WORKS: Symphony No. 5; Symphony No. 7
PERFORMER: Simon Bolívar Youth Orchestra of Venezuela/Gustavo Dudamel
CATALOGUE NO: 477 6228
The 24-year-old Dudamel is hot


property, and his debut CD is

a bold choice of repertoire. It’s

a showcase for his astonishing

orchestra too – like him a product

of Venezuela’s music education

system, whose purpose is as much

social as artistic. There’s a scarcely

believable freshness and virtuosity

in the playing, though you don’t get

the insights of a Furtwängler or a Toscanini. The opening of the Fifth

Symphony is bright and energetic,

and all the phrasing and dynamic

markings are scrupulously observed.

But I can’t help feeling that they’re

coming from outside the music – the

oboe solo at the beginning of the

recapitulation says it all: beautifully

played, but somehow calculated.
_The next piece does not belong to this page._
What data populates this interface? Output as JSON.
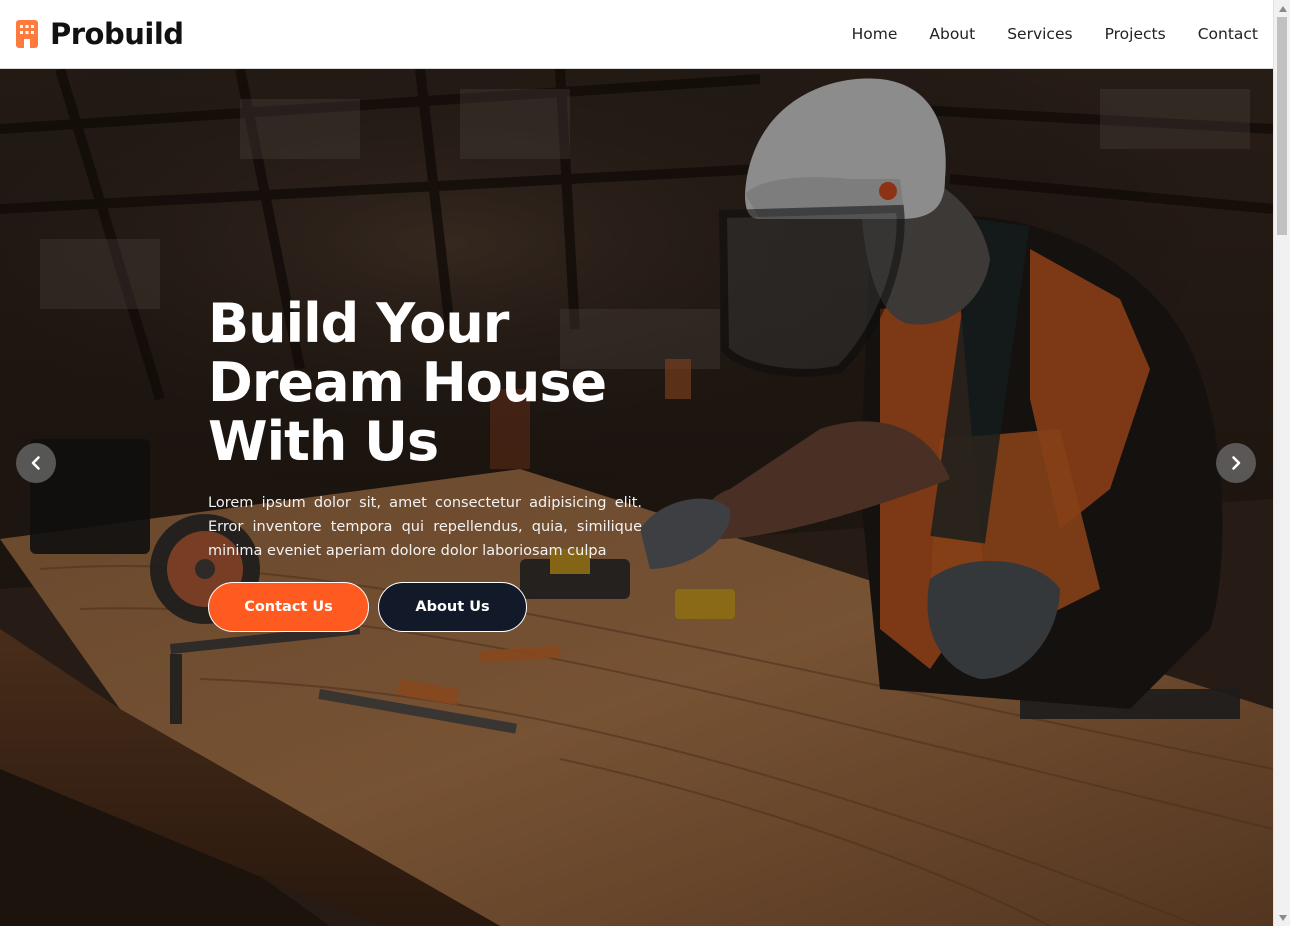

It’s

the same with the Andante, where

every note is in its place (and, thanks

to the clarity of the recording, you

can hear all the detail), but there’s

a lack of inner life. I found myself

turning back to Carlos Kleiber,

dynamic and involved.

The Seventh Symphony is more

promising, with a first movement

that really dances, and an Allegretto

which doesn’t get bogged down

in sentiment. In both symphonies

there’s energy and lightness in the

scherzos, and the Seventh also

benefits from a trio which slows

down enough to make a contrast, but

not so much as to put the forward

momentum on hold. No danger of

that in the finale, which is taken so

fast that it seems to skate over the

surface of the music. A major talent,


but not quite there yet. Martin Cotton